TASK DESCRIPTION
Using the listing below, copy every line that mentions "latin".

RECORDS FOR PROCESSING
═══

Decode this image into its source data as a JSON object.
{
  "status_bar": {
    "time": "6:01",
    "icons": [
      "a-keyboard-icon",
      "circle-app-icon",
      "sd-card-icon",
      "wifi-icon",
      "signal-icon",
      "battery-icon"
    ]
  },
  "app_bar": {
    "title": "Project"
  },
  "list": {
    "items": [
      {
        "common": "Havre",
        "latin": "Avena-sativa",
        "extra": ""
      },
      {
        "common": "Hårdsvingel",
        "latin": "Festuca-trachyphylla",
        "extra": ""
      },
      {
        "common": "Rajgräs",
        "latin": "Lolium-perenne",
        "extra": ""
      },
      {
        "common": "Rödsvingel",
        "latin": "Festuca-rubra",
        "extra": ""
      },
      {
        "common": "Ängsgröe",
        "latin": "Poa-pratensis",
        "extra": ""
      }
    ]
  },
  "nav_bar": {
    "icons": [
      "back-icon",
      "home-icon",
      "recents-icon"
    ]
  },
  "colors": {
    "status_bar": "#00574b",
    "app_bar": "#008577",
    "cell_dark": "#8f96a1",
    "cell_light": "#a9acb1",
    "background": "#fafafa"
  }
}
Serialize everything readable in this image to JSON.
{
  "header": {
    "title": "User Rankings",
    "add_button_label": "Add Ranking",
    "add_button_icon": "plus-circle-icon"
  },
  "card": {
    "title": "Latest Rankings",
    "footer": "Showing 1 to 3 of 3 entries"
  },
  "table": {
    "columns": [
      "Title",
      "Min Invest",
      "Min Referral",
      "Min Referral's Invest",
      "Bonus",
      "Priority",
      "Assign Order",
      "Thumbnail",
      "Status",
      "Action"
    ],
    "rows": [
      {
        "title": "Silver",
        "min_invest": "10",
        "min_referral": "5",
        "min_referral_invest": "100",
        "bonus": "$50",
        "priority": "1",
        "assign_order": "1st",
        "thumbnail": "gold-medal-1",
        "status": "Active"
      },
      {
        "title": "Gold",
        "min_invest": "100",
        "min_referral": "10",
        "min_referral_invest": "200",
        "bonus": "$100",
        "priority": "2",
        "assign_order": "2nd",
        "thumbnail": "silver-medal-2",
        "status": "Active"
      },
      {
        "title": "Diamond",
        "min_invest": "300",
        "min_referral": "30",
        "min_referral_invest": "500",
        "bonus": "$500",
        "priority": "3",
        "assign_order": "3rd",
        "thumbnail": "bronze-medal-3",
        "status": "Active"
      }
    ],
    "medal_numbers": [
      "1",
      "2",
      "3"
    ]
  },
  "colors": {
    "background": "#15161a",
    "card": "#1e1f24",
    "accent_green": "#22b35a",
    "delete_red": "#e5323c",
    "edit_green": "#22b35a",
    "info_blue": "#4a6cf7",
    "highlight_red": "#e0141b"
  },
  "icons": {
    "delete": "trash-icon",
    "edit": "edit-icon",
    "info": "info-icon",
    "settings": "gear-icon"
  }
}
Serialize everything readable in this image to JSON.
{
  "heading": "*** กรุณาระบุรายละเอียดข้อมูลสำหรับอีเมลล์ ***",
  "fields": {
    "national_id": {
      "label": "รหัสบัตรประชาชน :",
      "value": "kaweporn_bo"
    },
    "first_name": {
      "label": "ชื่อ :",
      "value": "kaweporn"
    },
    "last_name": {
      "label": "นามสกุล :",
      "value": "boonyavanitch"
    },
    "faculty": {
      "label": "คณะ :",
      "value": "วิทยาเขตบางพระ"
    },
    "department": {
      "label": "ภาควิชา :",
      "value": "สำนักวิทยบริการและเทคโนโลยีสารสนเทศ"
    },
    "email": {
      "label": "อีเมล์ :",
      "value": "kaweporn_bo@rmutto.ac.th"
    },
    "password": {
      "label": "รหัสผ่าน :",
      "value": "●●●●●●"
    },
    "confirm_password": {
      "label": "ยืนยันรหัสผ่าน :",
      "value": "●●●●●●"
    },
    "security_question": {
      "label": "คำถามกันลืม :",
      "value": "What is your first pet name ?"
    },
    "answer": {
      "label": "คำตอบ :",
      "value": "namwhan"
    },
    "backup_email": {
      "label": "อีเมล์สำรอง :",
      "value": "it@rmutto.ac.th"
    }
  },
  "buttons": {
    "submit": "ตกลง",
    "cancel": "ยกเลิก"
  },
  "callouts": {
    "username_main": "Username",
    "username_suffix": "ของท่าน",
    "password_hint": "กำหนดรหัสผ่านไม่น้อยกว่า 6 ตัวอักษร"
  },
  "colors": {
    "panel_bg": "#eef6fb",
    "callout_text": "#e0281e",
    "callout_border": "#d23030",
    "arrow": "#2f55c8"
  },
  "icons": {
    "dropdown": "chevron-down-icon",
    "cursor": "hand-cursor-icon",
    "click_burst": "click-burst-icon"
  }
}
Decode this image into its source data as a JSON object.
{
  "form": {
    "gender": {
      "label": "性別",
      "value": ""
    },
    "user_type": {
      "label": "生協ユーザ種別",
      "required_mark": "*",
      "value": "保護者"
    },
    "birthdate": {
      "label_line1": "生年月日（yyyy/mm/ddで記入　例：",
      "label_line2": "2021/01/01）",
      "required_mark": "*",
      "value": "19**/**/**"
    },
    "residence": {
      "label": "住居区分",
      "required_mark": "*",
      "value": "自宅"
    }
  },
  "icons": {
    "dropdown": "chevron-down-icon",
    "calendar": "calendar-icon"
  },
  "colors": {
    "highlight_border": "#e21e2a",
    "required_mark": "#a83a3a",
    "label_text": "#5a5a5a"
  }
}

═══

RESULT BELOW
        "latin": "Avena-sativa",
        "latin": "Festuca-trachyphylla",
        "latin": "Lolium-perenne",
        "latin": "Festuca-rubra",
        "latin": "Poa-pratensis",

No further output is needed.